  • Take extra care to keep the edgings an equal distance apart; it will make screeding, cutting and paver laying easier.

Smooth and level the sand using a notched screed board riding along the edging for a guide. Include a slight tilt for good drainage.

Install the border, marking and cutting every other paver at an angle at curved areas.

Lay the pavers using a string for a guideline. Cut and Install pieces that butt up to the border later.

Shoveling Smarts

This project scores a 9.9 in sweat equity.

You’ll be amazed at the amount of dirt you remove, even with the smallest patio. Compacted earth, once dug up and tossed, tends to double its previous size.

Move it as few times as possible — preferably once.

If you’re going to use the dirt to fill in a low area, shovel the sod and dirt right into the wheelbarrow and dump it in its final resting spot.

If it’s going to be hauled away, back the trailer, truck or trash bin as close as you can.

Be equally wise with the materials you haul in.

Do all your excavating, then have your subbase dumped directly on the patio site.

Have your leveling sand and pavers delivered close to the patio. This patio took 2,500 pavers—that’s a lot of hauling by hand!

Consider access to your backyard:

  • Can you back a truck close to the patio site?
  • If not, are you prepared to do a lot of hauling by wheelbarrow?
  • Will that heavy truck damage any tree roots or your soft asphalt driveway on a hot day?
  • Have you carefully figured the amount of materials you need before ordering, so you don’t wind up with tons of extra sand, subbase or pavers?
  • Does it make sense to temporarily remove a section of fence for access during the project?

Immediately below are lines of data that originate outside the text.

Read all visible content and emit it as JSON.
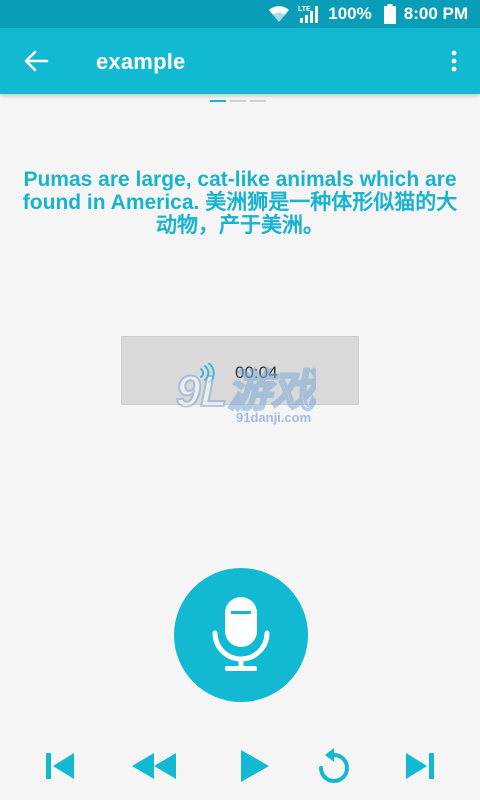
{
  "status_bar": {
    "network_label": "LTE",
    "battery": "100%",
    "time": "8:00 PM",
    "icons": [
      "wifi-icon",
      "signal-icon",
      "battery-icon"
    ]
  },
  "toolbar": {
    "title": "example",
    "back_icon": "arrow-left-icon",
    "menu_icon": "more-vert-icon"
  },
  "pager": {
    "pages": 3,
    "current": 1
  },
  "content": {
    "sentence": "Pumas are large, cat-like animals which are found in America.  美洲狮是一种体形似猫的大动物，产于美洲。"
  },
  "audio": {
    "duration": "00:04",
    "icon": "sound-waves-icon"
  },
  "watermark": {
    "logo_text": "9L游戏",
    "site": "91danji.com"
  },
  "record": {
    "icon": "microphone-icon"
  },
  "playback_controls": [
    {
      "name": "skip-previous-icon"
    },
    {
      "name": "rewind-icon"
    },
    {
      "name": "play-icon"
    },
    {
      "name": "replay-icon"
    },
    {
      "name": "skip-next-icon"
    }
  ],
  "colors": {
    "status_bar": "#0a9db8",
    "primary": "#12b9d3",
    "text_accent": "#19b3cf",
    "background": "#f5f5f5",
    "audio_box": "#d9d9d9"
  }
}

Finally, consider recruiting help for some of the more labor-intensive parts: excavating, spreading the subbase, lugging the pavers.